→ Your assignment: Output every record exactly, and nothing more.

··· Data records

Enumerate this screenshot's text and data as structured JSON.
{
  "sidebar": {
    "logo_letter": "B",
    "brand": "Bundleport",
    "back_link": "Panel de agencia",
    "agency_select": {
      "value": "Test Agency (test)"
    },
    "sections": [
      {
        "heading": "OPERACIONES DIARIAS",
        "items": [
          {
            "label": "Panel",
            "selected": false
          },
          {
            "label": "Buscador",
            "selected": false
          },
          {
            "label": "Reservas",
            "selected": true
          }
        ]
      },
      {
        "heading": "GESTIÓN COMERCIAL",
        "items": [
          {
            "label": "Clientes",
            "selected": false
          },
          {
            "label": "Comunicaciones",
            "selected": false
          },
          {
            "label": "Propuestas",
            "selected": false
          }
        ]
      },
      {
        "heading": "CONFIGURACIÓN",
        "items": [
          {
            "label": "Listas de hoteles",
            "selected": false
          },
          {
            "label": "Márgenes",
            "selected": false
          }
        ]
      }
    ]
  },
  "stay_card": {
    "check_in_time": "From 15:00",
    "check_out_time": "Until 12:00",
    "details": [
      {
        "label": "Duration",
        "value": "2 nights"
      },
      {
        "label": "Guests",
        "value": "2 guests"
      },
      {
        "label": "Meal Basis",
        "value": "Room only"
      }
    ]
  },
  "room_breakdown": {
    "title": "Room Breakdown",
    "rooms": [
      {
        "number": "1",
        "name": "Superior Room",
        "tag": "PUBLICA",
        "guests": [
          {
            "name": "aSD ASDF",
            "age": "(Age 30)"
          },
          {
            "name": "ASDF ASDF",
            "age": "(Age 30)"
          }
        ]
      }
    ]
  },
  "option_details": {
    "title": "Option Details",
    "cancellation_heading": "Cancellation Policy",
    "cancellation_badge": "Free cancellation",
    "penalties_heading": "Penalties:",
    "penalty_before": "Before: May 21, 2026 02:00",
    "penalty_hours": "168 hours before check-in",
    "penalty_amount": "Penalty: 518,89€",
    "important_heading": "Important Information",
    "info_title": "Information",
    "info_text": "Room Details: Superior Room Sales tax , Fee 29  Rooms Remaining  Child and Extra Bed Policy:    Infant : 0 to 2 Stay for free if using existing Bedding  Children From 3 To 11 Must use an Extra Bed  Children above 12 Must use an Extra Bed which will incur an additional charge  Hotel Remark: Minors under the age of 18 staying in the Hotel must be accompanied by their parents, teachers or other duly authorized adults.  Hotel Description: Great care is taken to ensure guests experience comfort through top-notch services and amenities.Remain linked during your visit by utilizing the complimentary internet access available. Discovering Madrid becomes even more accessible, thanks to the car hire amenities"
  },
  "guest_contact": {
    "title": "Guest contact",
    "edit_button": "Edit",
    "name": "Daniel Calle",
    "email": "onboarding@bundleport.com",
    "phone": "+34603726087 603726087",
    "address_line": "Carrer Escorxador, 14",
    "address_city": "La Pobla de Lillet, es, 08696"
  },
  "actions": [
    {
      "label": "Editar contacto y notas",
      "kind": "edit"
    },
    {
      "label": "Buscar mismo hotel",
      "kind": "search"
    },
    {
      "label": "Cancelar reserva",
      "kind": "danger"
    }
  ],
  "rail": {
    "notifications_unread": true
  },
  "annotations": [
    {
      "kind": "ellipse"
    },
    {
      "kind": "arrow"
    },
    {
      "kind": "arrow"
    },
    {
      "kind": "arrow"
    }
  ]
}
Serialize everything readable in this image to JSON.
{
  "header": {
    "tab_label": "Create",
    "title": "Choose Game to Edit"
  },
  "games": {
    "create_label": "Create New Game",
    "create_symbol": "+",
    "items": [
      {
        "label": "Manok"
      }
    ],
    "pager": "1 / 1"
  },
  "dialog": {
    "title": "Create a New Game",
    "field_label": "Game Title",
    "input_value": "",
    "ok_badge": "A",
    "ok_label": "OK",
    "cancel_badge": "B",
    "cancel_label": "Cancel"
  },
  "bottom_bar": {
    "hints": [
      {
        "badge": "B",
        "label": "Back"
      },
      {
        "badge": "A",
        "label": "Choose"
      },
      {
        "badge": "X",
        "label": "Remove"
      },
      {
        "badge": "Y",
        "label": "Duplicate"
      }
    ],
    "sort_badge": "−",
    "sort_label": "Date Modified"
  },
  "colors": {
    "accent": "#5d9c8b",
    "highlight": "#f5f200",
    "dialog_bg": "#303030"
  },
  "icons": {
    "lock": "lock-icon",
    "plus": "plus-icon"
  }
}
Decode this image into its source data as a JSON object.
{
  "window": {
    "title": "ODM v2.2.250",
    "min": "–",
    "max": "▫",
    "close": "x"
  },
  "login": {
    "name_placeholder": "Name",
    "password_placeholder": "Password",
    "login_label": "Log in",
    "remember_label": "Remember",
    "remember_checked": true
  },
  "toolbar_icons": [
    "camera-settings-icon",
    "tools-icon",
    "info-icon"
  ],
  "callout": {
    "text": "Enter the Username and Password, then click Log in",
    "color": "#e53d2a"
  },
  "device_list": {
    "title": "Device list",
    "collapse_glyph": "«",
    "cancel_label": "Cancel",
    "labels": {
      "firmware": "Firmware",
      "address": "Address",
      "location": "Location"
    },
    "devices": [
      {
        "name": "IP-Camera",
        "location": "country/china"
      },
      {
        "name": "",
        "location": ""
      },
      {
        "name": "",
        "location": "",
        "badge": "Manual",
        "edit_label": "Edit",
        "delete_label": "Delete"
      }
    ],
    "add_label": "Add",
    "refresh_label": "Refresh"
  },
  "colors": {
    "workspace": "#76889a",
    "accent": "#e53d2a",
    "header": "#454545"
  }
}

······

→ Finished task:
Enumerate this screenshot's text and data as structured JSON.
{
  "sidebar": {
    "logo_letter": "B",
    "brand": "Bundleport",
    "back_link": "Panel de agencia",
    "agency_select": {
      "value": "Test Agency (test)"
    },
    "sections": [
      {
        "heading": "OPERACIONES DIARIAS",
        "items": [
          {
            "label": "Panel",
            "selected": false
          },
          {
            "label": "Buscador",
            "selected": false
          },
          {
            "label": "Reservas",
            "selected": true
          }
        ]
      },
      {
        "heading": "GESTIÓN COMERCIAL",
        "items": [
          {
            "label": "Clientes",
            "selected": false
          },
          {
            "label": "Comunicaciones",
            "selected": false
          },
          {
            "label": "Propuestas",
            "selected": false
          }
        ]
      },
      {
        "heading": "CONFIGURACIÓN",
        "items": [
          {
            "label": "Listas de hoteles",
            "selected": false
          },
          {
            "label": "Márgenes",
            "selected": false
          }
        ]
      }
    ]
  },
  "stay_card": {
    "check_in_time": "From 15:00",
    "check_out_time": "Until 12:00",
    "details": [
      {
        "label": "Duration",
        "value": "2 nights"
      },
      {
        "label": "Guests",
        "value": "2 guests"
      },
      {
        "label": "Meal Basis",
        "value": "Room only"
      }
    ]
  },
  "room_breakdown": {
    "title": "Room Breakdown",
    "rooms": [
      {
        "number": "1",
        "name": "Superior Room",
        "tag": "PUBLICA",
        "guests": [
          {
            "name": "aSD ASDF",
            "age": "(Age 30)"
          },
          {
            "name": "ASDF ASDF",
            "age": "(Age 30)"
          }
        ]
      }
    ]
  },
  "option_details": {
    "title": "Option Details",
    "cancellation_heading": "Cancellation Policy",
    "cancellation_badge": "Free cancellation",
    "penalties_heading": "Penalties:",
    "penalty_before": "Before: May 21, 2026 02:00",
    "penalty_hours": "168 hours before check-in",
    "penalty_amount": "Penalty: 518,89€",
    "important_heading": "Important Information",
    "info_title": "Information",
    "info_text": "Room Details: Superior Room Sales tax , Fee 29  Rooms Remaining  Child and Extra Bed Policy:    Infant : 0 to 2 Stay for free if using existing Bedding  Children From 3 To 11 Must use an Extra Bed  Children above 12 Must use an Extra Bed which will incur an additional charge  Hotel Remark: Minors under the age of 18 staying in the Hotel must be accompanied by their parents, teachers or other duly authorized adults.  Hotel Description: Great care is taken to ensure guests experience comfort through top-notch services and amenities.Remain linked during your visit by utilizing the complimentary internet access available. Discovering Madrid becomes even more accessible, thanks to the car hire amenities"
  },
  "guest_contact": {
    "title": "Guest contact",
    "edit_button": "Edit",
    "name": "Daniel Calle",
    "email": "onboarding@bundleport.com",
    "phone": "+34603726087 603726087",
    "address_line": "Carrer Escorxador, 14",
    "address_city": "La Pobla de Lillet, es, 08696"
  },
  "actions": [
    {
      "label": "Editar contacto y notas",
      "kind": "edit"
    },
    {
      "label": "Buscar mismo hotel",
      "kind": "search"
    },
    {
      "label": "Cancelar reserva",
      "kind": "danger"
    }
  ],
  "rail": {
    "notifications_unread": true
  },
  "annotations": [
    {
      "kind": "ellipse"
    },
    {
      "kind": "arrow"
    },
    {
      "kind": "arrow"
    },
    {
      "kind": "arrow"
    }
  ]
}
Serialize everything readable in this image to JSON.
{
  "header": {
    "tab_label": "Create",
    "title": "Choose Game to Edit"
  },
  "games": {
    "create_label": "Create New Game",
    "create_symbol": "+",
    "items": [
      {
        "label": "Manok"
      }
    ],
    "pager": "1 / 1"
  },
  "dialog": {
    "title": "Create a New Game",
    "field_label": "Game Title",
    "input_value": "",
    "ok_badge": "A",
    "ok_label": "OK",
    "cancel_badge": "B",
    "cancel_label": "Cancel"
  },
  "bottom_bar": {
    "hints": [
      {
        "badge": "B",
        "label": "Back"
      },
      {
        "badge": "A",
        "label": "Choose"
      },
      {
        "badge": "X",
        "label": "Remove"
      },
      {
        "badge": "Y",
        "label": "Duplicate"
      }
    ],
    "sort_badge": "−",
    "sort_label": "Date Modified"
  },
  "colors": {
    "accent": "#5d9c8b",
    "highlight": "#f5f200",
    "dialog_bg": "#303030"
  },
  "icons": {
    "lock": "lock-icon",
    "plus": "plus-icon"
  }
}
Decode this image into its source data as a JSON object.
{
  "window": {
    "title": "ODM v2.2.250",
    "min": "–",
    "max": "▫",
    "close": "x"
  },
  "login": {
    "name_placeholder": "Name",
    "password_placeholder": "Password",
    "login_label": "Log in",
    "remember_label": "Remember",
    "remember_checked": true
  },
  "toolbar_icons": [
    "camera-settings-icon",
    "tools-icon",
    "info-icon"
  ],
  "callout": {
    "text": "Enter the Username and Password, then click Log in",
    "color": "#e53d2a"
  },
  "device_list": {
    "title": "Device list",
    "collapse_glyph": "«",
    "cancel_label": "Cancel",
    "labels": {
      "firmware": "Firmware",
      "address": "Address",
      "location": "Location"
    },
    "devices": [
      {
        "name": "IP-Camera",
        "location": "country/china"
      },
      {
        "name": "",
        "location": ""
      },
      {
        "name": "",
        "location": "",
        "badge": "Manual",
        "edit_label": "Edit",
        "delete_label": "Delete"
      }
    ],
    "add_label": "Add",
    "refresh_label": "Refresh"
  },
  "colors": {
    "workspace": "#76889a",
    "accent": "#e53d2a",
    "header": "#454545"
  }
}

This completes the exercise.